One of the primary strategic considerations when dealing with section 83.14(1) of the Criminal Code of Canada is to ensure that all of the necessary evidence is collected and presented in a clear and compelling manner. This may involve working closely with law enforcement agencies and gathering information from a range of sources, including surveillance footage, financial records, and witness statements. Another key strategy that could be employed is to engage with stakeholders and build a coalition of support for the application. This may involve reaching out to victims of terrorist activities, community leaders, government officials, and other interested parties to gather their input and support. By demonstrating broad-based support for the application, it may be possible to increase its chances of success. In addition, it may be useful to consider the potential implications of an unsuccessful application, particularly when it comes to diplomatic relations and other international considerations. This may require careful consultation with experts in the field, as well as a nuanced understanding of the political and diplomatic landscape within which the application will be considered. Finally, it may be necessary to consider the potential impact of an order of forfeiture on innocent parties, such as family members or business partners who may have been unknowingly involved in the terrorist activities in question. In such cases, it may be possible to work with these parties to find alternative solutions that ensure justice is served while minimizing the impact on innocent individuals. Overall, successfully navigating section 83.14(1) of the Criminal Code of Canada requires careful planning, strategic thinking, and a deep understanding of the legal, political, and social context within which the application will be considered.
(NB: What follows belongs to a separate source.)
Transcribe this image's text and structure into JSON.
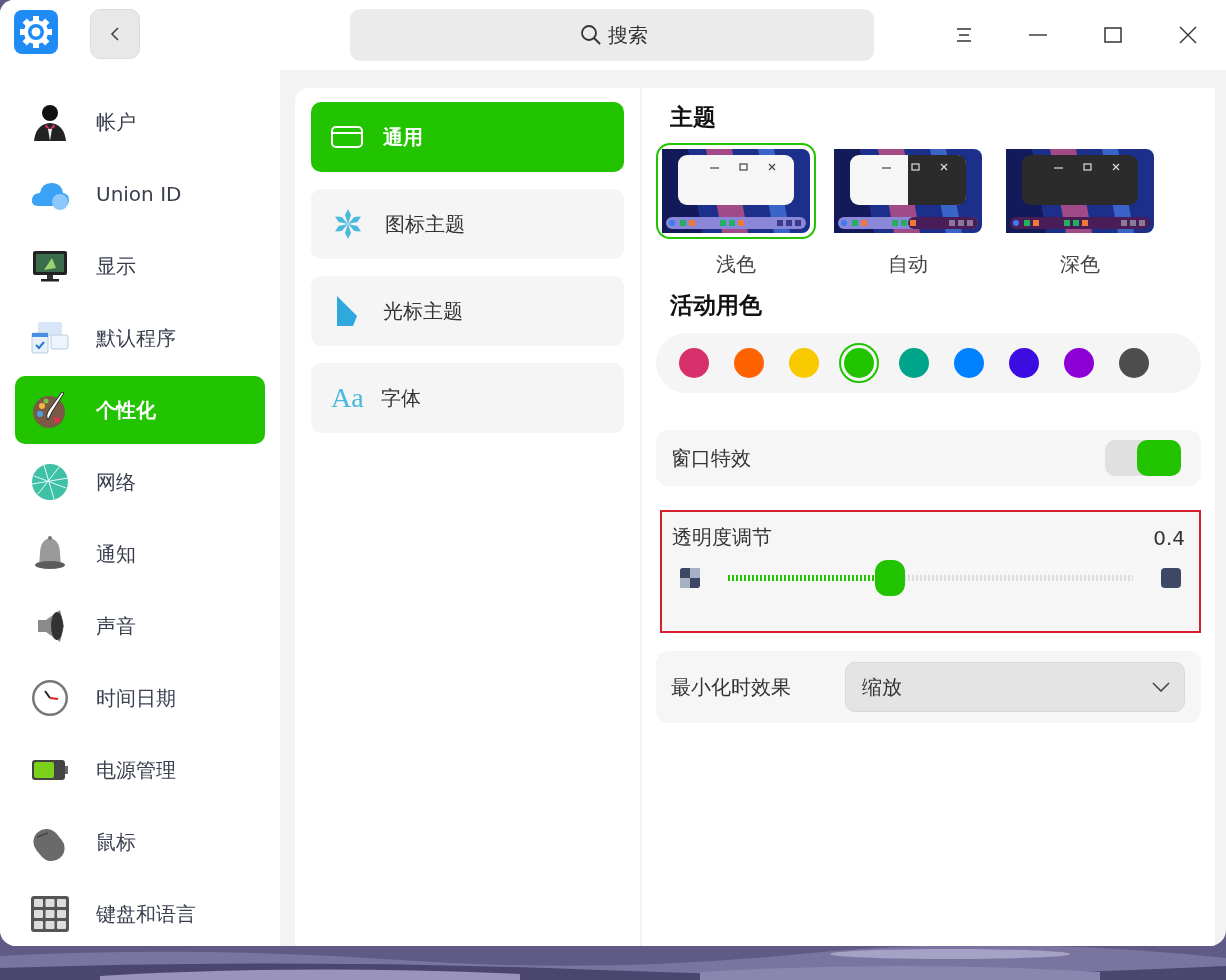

By adopting a thoughtful and considered approach, it may be possible to achieve a positive outcome that ensures justice is served while minimizing the impact on innocent parties.